I was born in 1962, in Long Beach California.
I was taken from my mother at the age of four, after watching my father almost beat her to death as I tried to keep my sisters safe.
Somehow though, what managed to stay bright throughout my childhood, were those who cared for me along the way.
We were living in filth and hunger when we were finally found. Someone—perhaps the old lady who set out food for us—reported us to the cops, who brought social services.
The sight of our ragged clothes led them into the house, where every one of their senses was laid to waste.
We were removed from our house and our parents. They kept saying “Oh my God, oh my God” as they registered the condition of my young body.
Raised by the System
From the age of nine I was in and out of foster homes and institutions, enduring violence and trauma I only dare recall in the hopes that it might help others.
I became a child I hated, with no response to conflict except violence.
One morning when I was nine, I was eating breakfast and hating the yolk from the fried eggs. I had always found a way to dump it into the trash without Florence Dupont, my foster mother, knowing.
This time her daughter saw me. So when I went to take out the trash, I was met by Florence’s flat hand across my face.
She slapped me so hard my ears rang, and I tasted blood bubbling in my mouth.
Then she grabbed my head and stuffed my face down into the garbage. While she was yelling at me to find the eggs and eat them, I passed out.
Eventually, I ended up at the California Youth Authority, the last stop before adult prison. There I met Hershey, a counselor whose support helped me take myself seriously enough to earn a diploma.
But when I walked back out amongst the people and places of my childhood, I knew I was on my way back down south.
Upon my release from CYA I was working two jobs. My life had taken a dramatic turn from the violence that had kept me bouncing in and out of the juvenile justice system for years.
I felt torn between the desire to make my mother’s dream of living with the family again come true and the fear of ruining my life forever.
In winning a new life, I was losing everything that connected me to my identity.

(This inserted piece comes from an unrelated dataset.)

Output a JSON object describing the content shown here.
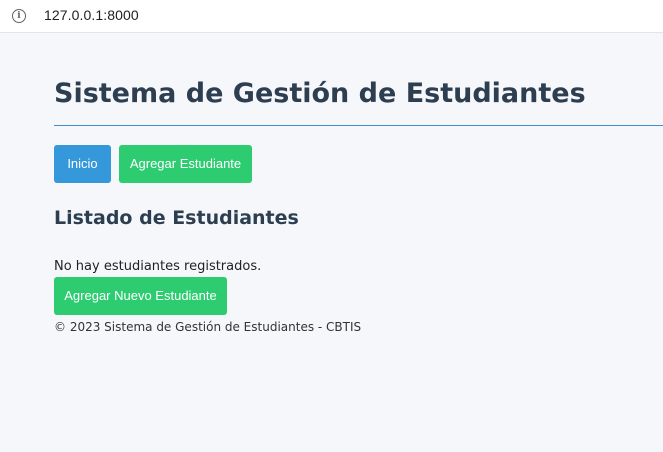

And so before long, I was only doing enough not to violate my parole.
It wasn’t long before I found myself back inside, this time in adult prison—sentenced to twenty years for armed robbery at San Quentin.

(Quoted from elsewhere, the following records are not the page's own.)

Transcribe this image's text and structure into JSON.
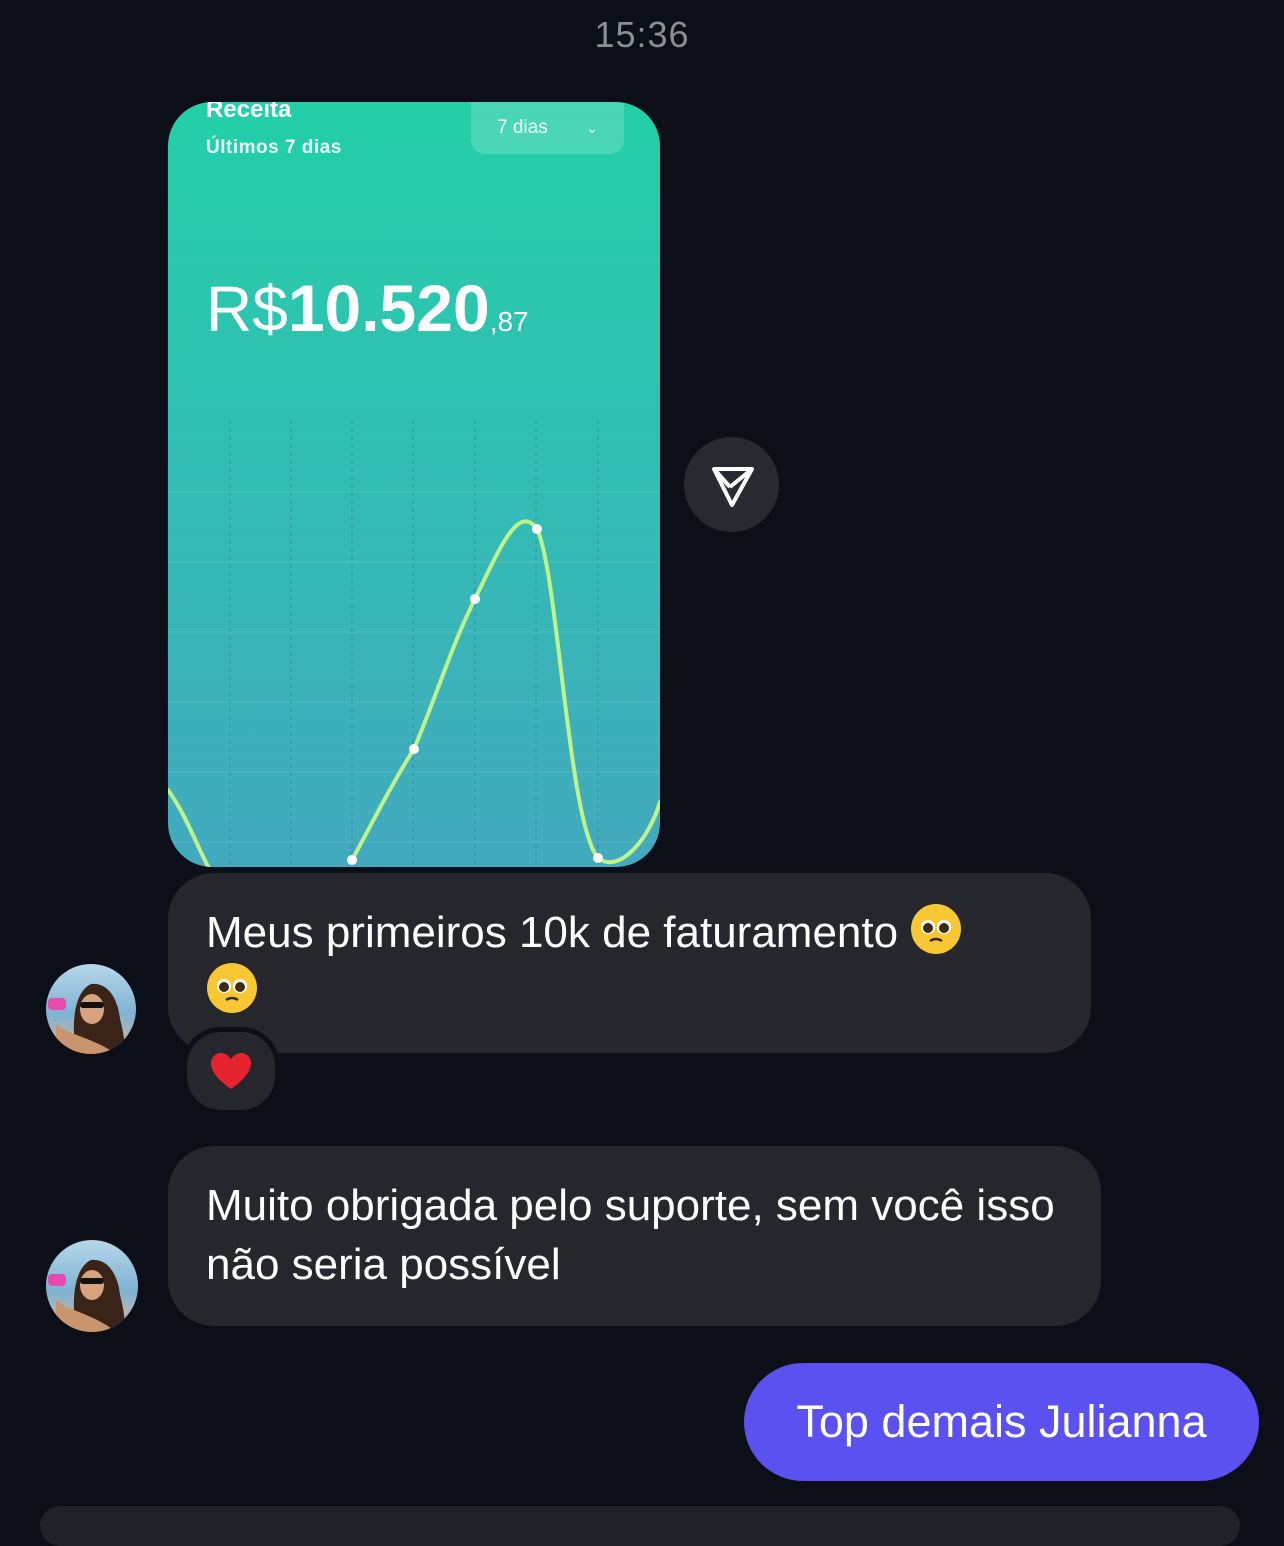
{
  "time": "15:36",
  "card": {
    "title": "Receita",
    "subtitle": "Últimos 7 dias",
    "range": "7 dias",
    "currency": "R$",
    "amount_int": "10.520",
    "amount_dec": ",87",
    "colors": {
      "top": "#23cfa7",
      "bottom": "#42a9be",
      "line": "#bff38a"
    }
  },
  "chart_data": {
    "type": "line",
    "points_shown": 6,
    "grid": true
  },
  "messages": [
    {
      "from": "them",
      "text": "Meus primeiros 10k de faturamento",
      "emoji": "pleading-face",
      "reaction": "heart"
    },
    {
      "from": "them",
      "text": "Muito obrigada pelo suporte, sem você isso não seria possível"
    },
    {
      "from": "me",
      "text": "Top demais Julianna"
    }
  ],
  "colors": {
    "background": "#0c0f17",
    "bubble_them": "#25272d",
    "bubble_me": "#5b50f0"
  }
}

I was nineteen years old.
With no bills or drug habits, I began giving all my stolen money to those in need, earning the name ‘the robbin hood’ from local law enforcement. After a series of staged stickups, my uncle’s childhood friend Sammy Lee came to me with a proposition to go in on some heists with him.
We had no intention of holding up a store the size of Kmart, but as we stood in line waiting to pay, we saw the store manager moving from one cash register to another collecting sacks of money.
It was the first time I’d ever fired a shotgun. I even jumped up onto the counter like something I’d seen on TV. But the money sacks were all gone—they’d already been collected. The whole scene was a disaster.
Less than a day later there were warrants out for our arrest, charging us with crimes in towns I’d never even heard of. I had spun so far out of control that I was lucky finally to be caught. Sammy Lee was never charged. But I was charged, convicted, and sent to San Quentin, where I remain today.
MY DEATH SENTENCE
Four years later a prison guard was killed. The authorities suspected that many were involved, but only three of us were charged.
Everyone who knew me knew I was innocent, but the jury found me guilty of conspiracy to murder.
I was sentenced to death by lethal injection and have since spent 21 years in solitary confinement, longer than any other prisoner in San Quentin history.
When I first got charged with murder, it seemed unreal to me.
A woman judge was assigned to the case, and I remember having had a woman judge the first time I was taken away from my mother...I had stood in a courtroom while they tried to figure out what to do with me, where I should live.
I was a ward of the state, and they told me they wanted to protect me. And now I was in the same kind of room, with dim buzzing lights, and they were figuring out how to try and kill me.
That night I reflected a lot on the difference.
BUDDHISM & WRITING
My Buddhist practice soon became my best companion, and my writing and spiritual practice inseparable.
Shortly after my death sentence, I read an article called “Life in Relation to Death,” by a Tibetan Buddhist Lama, Chagdud Tulku Rinpoche. I wrote to him a letter and eventually he came to San Quentin.
Rinpoche encouraged me to use my intelligence toward “harmlessness, helpfulness, and purity.” He reminded me that whether I was in prison or in a mansion by the sea, each moment provides an opportunity to practice. I learned how not to cause myself more pain. I stopped cussing out prisoners and guards. I discovered that every bit of love I could conjure up meant that I didn’t have to hate.
I began to write stories about my life in order to make sense of it all and use it to help others. It is unimaginable to think of what I might be like if I didn’t have the dharma, my teacher (who has since passed), and the love and care of my friends.
They have enabled me to turn a situation as bad as mine into an opportunity to be of some benefit, if not for myself, then for kids and their teachers who write to say that I’m making a difference, that my writings and my example are an inspiration in their lives.